If your child still wants to skate after taking a few lessons, it’s time to buy skates and safety equipment. (Many skate shops will deduct the rental price from the cost of a new pair of skates).

Buying skates and gear is generally a four-step process:

  1. Choose the type of skate. Recreational/fitness skates are fine for most beginners. If your child is a good skater who plays a lot of hockey, buy skates designed for street hockey, which are built to be quick and mobile and to withstand a lot of contact from sticks, pucks and, yes, crashes. Aggressive skates cost more and are designed for the more advanced, competitive skater.

  2. Comparison shop. The big-name companies (Rollerblade, UltraWheels et. al.) know that parents don’t want to spend upwards of $100 on skates every year as their kids grow, so they have joined such manufacturers of less expensive skates (such as Variflex and Seneca) in offering recreational skates for the mass market in the $20 to $80 range. Best bet: look for skates in the $60 to $80 range, which you can upgrade later.

  3. Check How The Skates Fit. The skates should provide good ankle support. When your child bends at the knees, his heel shouldn’t lift up at all. The skates should be snug, but he should still be able to wiggle his toes.

  4. Buy Protective Gear. Your child needs:

    • A helmet certified by the American National Standards Institute, the American Society for Testing and Materials (ASTM), the Snell Memorial Foundation, or the Consumer Product Safety Commission. Bicycle helmets offer some protection to in-line skaters, but aggressive skaters should look for helmets sold specifically for the sport that cover more of the head, especially in the back.

    • Wrist guards. The CPSC reports that as many as one-third of in-line skating emergency room treated injuries could be prevented or lessened in severity by the use of wrist guards.

    • Kneepads

    • Elbow pads

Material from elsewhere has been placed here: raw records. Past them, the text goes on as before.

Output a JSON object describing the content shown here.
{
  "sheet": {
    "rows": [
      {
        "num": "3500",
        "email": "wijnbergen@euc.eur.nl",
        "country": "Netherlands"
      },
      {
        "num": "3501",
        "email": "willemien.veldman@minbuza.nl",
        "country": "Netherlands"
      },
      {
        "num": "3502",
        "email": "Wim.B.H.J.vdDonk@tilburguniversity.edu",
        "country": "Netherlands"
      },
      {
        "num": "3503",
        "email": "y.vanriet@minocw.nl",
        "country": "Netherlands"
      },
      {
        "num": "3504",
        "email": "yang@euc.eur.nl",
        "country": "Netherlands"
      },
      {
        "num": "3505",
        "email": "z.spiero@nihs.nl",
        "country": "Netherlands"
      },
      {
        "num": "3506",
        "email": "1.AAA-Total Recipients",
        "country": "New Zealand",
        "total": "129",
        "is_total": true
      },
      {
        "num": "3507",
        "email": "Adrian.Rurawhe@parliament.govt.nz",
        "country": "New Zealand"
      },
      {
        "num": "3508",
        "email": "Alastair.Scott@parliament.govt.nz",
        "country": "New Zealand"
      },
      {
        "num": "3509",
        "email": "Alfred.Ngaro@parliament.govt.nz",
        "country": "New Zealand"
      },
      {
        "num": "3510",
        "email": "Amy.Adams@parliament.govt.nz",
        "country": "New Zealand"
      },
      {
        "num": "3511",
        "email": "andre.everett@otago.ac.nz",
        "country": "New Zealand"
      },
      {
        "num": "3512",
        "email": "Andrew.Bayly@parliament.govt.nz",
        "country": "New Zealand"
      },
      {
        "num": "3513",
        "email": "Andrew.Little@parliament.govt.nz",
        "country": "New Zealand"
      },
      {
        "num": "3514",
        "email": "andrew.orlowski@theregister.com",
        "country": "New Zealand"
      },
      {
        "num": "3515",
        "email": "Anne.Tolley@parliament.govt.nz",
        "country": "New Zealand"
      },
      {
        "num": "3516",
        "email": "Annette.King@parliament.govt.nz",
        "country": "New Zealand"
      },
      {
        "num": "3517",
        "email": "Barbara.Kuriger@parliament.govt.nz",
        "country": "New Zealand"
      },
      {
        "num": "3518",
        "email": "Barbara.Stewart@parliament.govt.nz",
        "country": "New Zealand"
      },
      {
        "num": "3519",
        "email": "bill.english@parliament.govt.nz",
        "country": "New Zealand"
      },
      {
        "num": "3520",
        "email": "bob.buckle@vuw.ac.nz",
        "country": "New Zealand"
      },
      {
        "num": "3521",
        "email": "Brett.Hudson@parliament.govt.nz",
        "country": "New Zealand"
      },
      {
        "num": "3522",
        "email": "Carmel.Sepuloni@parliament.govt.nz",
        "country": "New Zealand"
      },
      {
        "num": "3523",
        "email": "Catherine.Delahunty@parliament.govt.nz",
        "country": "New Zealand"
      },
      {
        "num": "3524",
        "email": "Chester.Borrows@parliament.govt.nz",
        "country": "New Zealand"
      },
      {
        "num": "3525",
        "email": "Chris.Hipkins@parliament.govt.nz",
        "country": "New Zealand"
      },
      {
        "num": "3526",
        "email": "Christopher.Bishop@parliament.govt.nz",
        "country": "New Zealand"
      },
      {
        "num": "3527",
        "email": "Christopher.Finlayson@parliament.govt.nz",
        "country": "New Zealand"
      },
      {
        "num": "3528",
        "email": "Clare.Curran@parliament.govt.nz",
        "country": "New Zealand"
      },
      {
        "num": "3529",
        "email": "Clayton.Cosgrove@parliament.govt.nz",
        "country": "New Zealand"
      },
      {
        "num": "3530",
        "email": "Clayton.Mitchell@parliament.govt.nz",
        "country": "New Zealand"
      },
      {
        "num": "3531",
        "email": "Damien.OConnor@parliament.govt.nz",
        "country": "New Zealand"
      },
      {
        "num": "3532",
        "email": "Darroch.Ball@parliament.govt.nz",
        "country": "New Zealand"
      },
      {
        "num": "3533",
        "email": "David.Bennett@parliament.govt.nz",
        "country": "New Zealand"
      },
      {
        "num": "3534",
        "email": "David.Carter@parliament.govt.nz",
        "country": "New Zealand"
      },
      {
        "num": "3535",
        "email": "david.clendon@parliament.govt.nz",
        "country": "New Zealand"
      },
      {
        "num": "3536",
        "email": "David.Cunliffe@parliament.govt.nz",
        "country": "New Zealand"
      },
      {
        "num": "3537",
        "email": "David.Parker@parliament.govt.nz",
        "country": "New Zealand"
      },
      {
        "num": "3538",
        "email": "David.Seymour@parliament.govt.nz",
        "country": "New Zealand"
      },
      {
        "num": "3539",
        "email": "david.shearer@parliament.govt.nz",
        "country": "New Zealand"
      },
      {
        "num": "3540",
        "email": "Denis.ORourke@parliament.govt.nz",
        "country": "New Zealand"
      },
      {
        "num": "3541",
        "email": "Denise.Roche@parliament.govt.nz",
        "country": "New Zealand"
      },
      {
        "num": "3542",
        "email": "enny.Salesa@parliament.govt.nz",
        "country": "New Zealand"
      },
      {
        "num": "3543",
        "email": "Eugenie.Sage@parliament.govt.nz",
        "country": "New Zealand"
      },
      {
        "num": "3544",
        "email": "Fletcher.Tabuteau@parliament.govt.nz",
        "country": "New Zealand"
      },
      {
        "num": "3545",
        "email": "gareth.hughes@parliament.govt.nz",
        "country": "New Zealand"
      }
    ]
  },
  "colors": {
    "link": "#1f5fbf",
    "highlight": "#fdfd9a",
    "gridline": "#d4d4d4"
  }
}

Both the Consumer Product Safety Commission and the American Academy of Pediatrics (AAP) believe that wearing proper safety gear (helmet, wrist guards, and knee and elbow pads) is essential for safe skating and to prevent injuries. The statistics bear out their recommendations: half of those injured inline skating were not wearing any safety gear; skaters wearing full gear accounted for only 7% of the injuries!